What is World Wetlands Day?
2 February each year is World Wetlands Day -- it marks the date of the signing of the Convention on Wetlands on 2 February 1971, in the Iranian city of Ramsar, on the shores of the Caspian Sea. WWD w...
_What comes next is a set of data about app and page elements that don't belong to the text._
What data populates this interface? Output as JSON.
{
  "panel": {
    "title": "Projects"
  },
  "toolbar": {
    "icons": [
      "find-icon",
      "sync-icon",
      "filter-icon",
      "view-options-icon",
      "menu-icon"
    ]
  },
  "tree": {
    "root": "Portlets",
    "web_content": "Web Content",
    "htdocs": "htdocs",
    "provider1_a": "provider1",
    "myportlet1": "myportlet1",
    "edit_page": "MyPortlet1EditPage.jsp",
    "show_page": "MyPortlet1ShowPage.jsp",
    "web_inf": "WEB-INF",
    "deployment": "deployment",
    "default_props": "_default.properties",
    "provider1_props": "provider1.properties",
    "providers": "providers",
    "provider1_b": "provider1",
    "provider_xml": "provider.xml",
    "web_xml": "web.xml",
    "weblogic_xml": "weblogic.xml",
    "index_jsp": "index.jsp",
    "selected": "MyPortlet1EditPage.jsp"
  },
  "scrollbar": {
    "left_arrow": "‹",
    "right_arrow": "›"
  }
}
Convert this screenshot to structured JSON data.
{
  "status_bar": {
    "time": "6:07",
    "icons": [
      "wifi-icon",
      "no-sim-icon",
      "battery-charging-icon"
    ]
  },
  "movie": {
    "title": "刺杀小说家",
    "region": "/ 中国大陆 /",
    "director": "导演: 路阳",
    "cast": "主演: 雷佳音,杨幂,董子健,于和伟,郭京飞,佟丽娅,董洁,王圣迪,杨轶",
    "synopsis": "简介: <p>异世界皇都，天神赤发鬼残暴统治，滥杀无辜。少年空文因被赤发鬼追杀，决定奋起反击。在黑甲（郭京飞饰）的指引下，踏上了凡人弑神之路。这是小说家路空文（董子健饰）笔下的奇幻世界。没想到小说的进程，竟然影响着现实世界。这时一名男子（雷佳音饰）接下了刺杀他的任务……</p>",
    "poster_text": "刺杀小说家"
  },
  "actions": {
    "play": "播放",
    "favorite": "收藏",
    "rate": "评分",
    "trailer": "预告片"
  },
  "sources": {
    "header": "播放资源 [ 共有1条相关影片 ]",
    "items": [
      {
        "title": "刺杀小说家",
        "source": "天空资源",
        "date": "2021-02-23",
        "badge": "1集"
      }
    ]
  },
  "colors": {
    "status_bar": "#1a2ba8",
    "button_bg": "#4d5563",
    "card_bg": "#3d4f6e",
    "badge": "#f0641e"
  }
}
2 February each year is World Wetlands Day -- it marks the date of the signing of the Convention on Wetlands on 2 February 1971, in the Iranian city of Ramsar, on the shores of the Caspian Sea. WWD was celebrated for the first time in 1997 and made an encouraging beginning. The second, in 1998, was organized around the suggested theme of the importance of water to life and of wetlands to the supply of water. Government agencies, non-governmental organizations, and groups of citizens at all levels of the community took advantage of the opportunity to undertake actions aimed at raising public awareness of wetland values and benefits in general and the Ramsar Convention in particular. The Convention's Web site posted reports from more than 50 countries of WWD '98 activities of all sizes and shapes, from lectures and seminars, nature walks, children's art contests, sampan races, and community clean-up days, to radio and television interviews and letters to newspapers, to the launch of new wetland policies, new Ramsar sites, and new programmes at the national level. The suggested theme of World Wetlands Day 1999 was "People and Wetlands: the Vital Link", and once again, government agencies and citizen groups at all levels seized the occasion to bring to public notice the vital importance of wetland benefits for human well-being. At wetland sites large and small, in both the southern and northern hemispheres, and even in the frozen far north, activities of all sorts were carried out in at least 60 countries on and around 2 February in celebration of the values, benefits, and beauty of wetlands. The governments of many Ramsar member countries used WWD '99 to help make their citizens aware of what they are doing to assure the health of the nation's wetlands and to implement the Convention's cornerstone "wise use principle", synonymous with sustainable use. And, at the same time, school classes, nature clubs, birdwatching societies, and park managers at the local level found imaginative ways to involve their communities and bring wetland values into public focus.